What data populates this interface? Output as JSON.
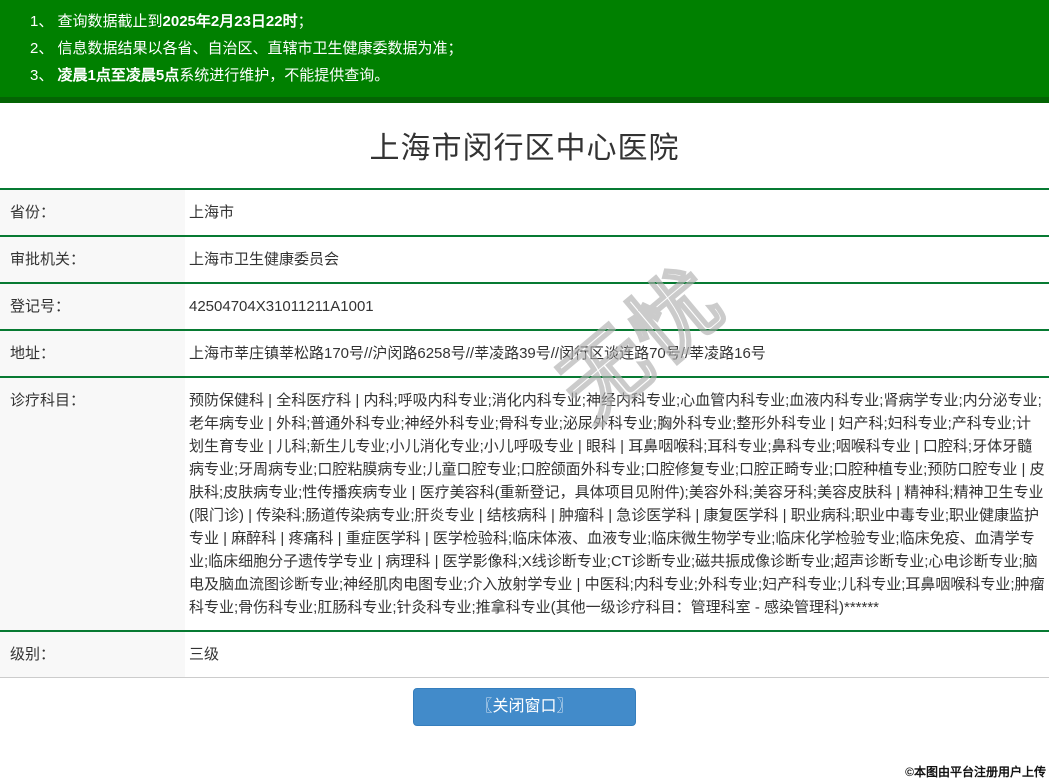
{
  "notice_banner": {
    "items": [
      {
        "prefix": "1、 查询数据截止到",
        "bold": "2025年2月23日22时",
        "suffix": "；"
      },
      {
        "prefix": "2、 信息数据结果以各省、自治区、直辖市卫生健康委数据为准；",
        "bold": "",
        "suffix": ""
      },
      {
        "prefix": "3、 ",
        "bold": "凌晨1点至凌晨5点",
        "suffix": "系统进行维护，不能提供查询。"
      }
    ]
  },
  "page_title": "上海市闵行区中心医院",
  "details": {
    "rows": [
      {
        "label": "省份：",
        "value": "上海市"
      },
      {
        "label": "审批机关：",
        "value": "上海市卫生健康委员会"
      },
      {
        "label": "登记号：",
        "value": "42504704X31011211A1001"
      },
      {
        "label": "地址：",
        "value": "上海市莘庄镇莘松路170号//沪闵路6258号//莘凌路39号//闵行区谈连路70号//莘凌路16号"
      },
      {
        "label": "诊疗科目：",
        "value": "预防保健科 | 全科医疗科 | 内科;呼吸内科专业;消化内科专业;神经内科专业;心血管内科专业;血液内科专业;肾病学专业;内分泌专业;老年病专业 | 外科;普通外科专业;神经外科专业;骨科专业;泌尿外科专业;胸外科专业;整形外科专业 | 妇产科;妇科专业;产科专业;计划生育专业 | 儿科;新生儿专业;小儿消化专业;小儿呼吸专业 | 眼科 | 耳鼻咽喉科;耳科专业;鼻科专业;咽喉科专业 | 口腔科;牙体牙髓病专业;牙周病专业;口腔粘膜病专业;儿童口腔专业;口腔颌面外科专业;口腔修复专业;口腔正畸专业;口腔种植专业;预防口腔专业 | 皮肤科;皮肤病专业;性传播疾病专业 | 医疗美容科(重新登记，具体项目见附件);美容外科;美容牙科;美容皮肤科 | 精神科;精神卫生专业(限门诊) | 传染科;肠道传染病专业;肝炎专业 | 结核病科 | 肿瘤科 | 急诊医学科 | 康复医学科 | 职业病科;职业中毒专业;职业健康监护专业 | 麻醉科 | 疼痛科 | 重症医学科 | 医学检验科;临床体液、血液专业;临床微生物学专业;临床化学检验专业;临床免疫、血清学专业;临床细胞分子遗传学专业 | 病理科 | 医学影像科;X线诊断专业;CT诊断专业;磁共振成像诊断专业;超声诊断专业;心电诊断专业;脑电及脑血流图诊断专业;神经肌肉电图专业;介入放射学专业 | 中医科;内科专业;外科专业;妇产科专业;儿科专业;耳鼻咽喉科专业;肿瘤科专业;骨伤科专业;肛肠科专业;针灸科专业;推拿科专业(其他一级诊疗科目：管理科室 - 感染管理科)******"
      },
      {
        "label": "级别：",
        "value": "三级"
      }
    ]
  },
  "close_button_label": "〖关闭窗口〗",
  "watermark_text": "无忧",
  "attribution_note": "©本图由平台注册用户上传",
  "colors": {
    "banner_green": "#008000",
    "banner_border_green": "#046404",
    "divider_green": "#077a32",
    "label_cell_bg": "#f8f8f8",
    "button_blue": "#428bca",
    "button_border_blue": "#357ebd",
    "title_text": "#333333"
  }
}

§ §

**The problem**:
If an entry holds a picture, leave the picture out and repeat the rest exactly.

**Task output**:
What data populates this interface? Output as JSON.
{
  "notice_banner": {
    "items": [
      {
        "prefix": "1、 查询数据截止到",
        "bold": "2025年2月23日22时",
        "suffix": "；"
      },
      {
        "prefix": "2、 信息数据结果以各省、自治区、直辖市卫生健康委数据为准；",
        "bold": "",
        "suffix": ""
      },
      {
        "prefix": "3、 ",
        "bold": "凌晨1点至凌晨5点",
        "suffix": "系统进行维护，不能提供查询。"
      }
    ]
  },
  "page_title": "上海市闵行区中心医院",
  "details": {
    "rows": [
      {
        "label": "省份：",
        "value": "上海市"
      },
      {
        "label": "审批机关：",
        "value": "上海市卫生健康委员会"
      },
      {
        "label": "登记号：",
        "value": "42504704X31011211A1001"
      },
      {
        "label": "地址：",
        "value": "上海市莘庄镇莘松路170号//沪闵路6258号//莘凌路39号//闵行区谈连路70号//莘凌路16号"
      },
      {
        "label": "诊疗科目：",
        "value": "预防保健科 | 全科医疗科 | 内科;呼吸内科专业;消化内科专业;神经内科专业;心血管内科专业;血液内科专业;肾病学专业;内分泌专业;老年病专业 | 外科;普通外科专业;神经外科专业;骨科专业;泌尿外科专业;胸外科专业;整形外科专业 | 妇产科;妇科专业;产科专业;计划生育专业 | 儿科;新生儿专业;小儿消化专业;小儿呼吸专业 | 眼科 | 耳鼻咽喉科;耳科专业;鼻科专业;咽喉科专业 | 口腔科;牙体牙髓病专业;牙周病专业;口腔粘膜病专业;儿童口腔专业;口腔颌面外科专业;口腔修复专业;口腔正畸专业;口腔种植专业;预防口腔专业 | 皮肤科;皮肤病专业;性传播疾病专业 | 医疗美容科(重新登记，具体项目见附件);美容外科;美容牙科;美容皮肤科 | 精神科;精神卫生专业(限门诊) | 传染科;肠道传染病专业;肝炎专业 | 结核病科 | 肿瘤科 | 急诊医学科 | 康复医学科 | 职业病科;职业中毒专业;职业健康监护专业 | 麻醉科 | 疼痛科 | 重症医学科 | 医学检验科;临床体液、血液专业;临床微生物学专业;临床化学检验专业;临床免疫、血清学专业;临床细胞分子遗传学专业 | 病理科 | 医学影像科;X线诊断专业;CT诊断专业;磁共振成像诊断专业;超声诊断专业;心电诊断专业;脑电及脑血流图诊断专业;神经肌肉电图专业;介入放射学专业 | 中医科;内科专业;外科专业;妇产科专业;儿科专业;耳鼻咽喉科专业;肿瘤科专业;骨伤科专业;肛肠科专业;针灸科专业;推拿科专业(其他一级诊疗科目：管理科室 - 感染管理科)******"
      },
      {
        "label": "级别：",
        "value": "三级"
      }
    ]
  },
  "close_button_label": "〖关闭窗口〗",
  "watermark_text": "无忧",
  "attribution_note": "©本图由平台注册用户上传",
  "colors": {
    "banner_green": "#008000",
    "banner_border_green": "#046404",
    "divider_green": "#077a32",
    "label_cell_bg": "#f8f8f8",
    "button_blue": "#428bca",
    "button_border_blue": "#357ebd",
    "title_text": "#333333"
  }
}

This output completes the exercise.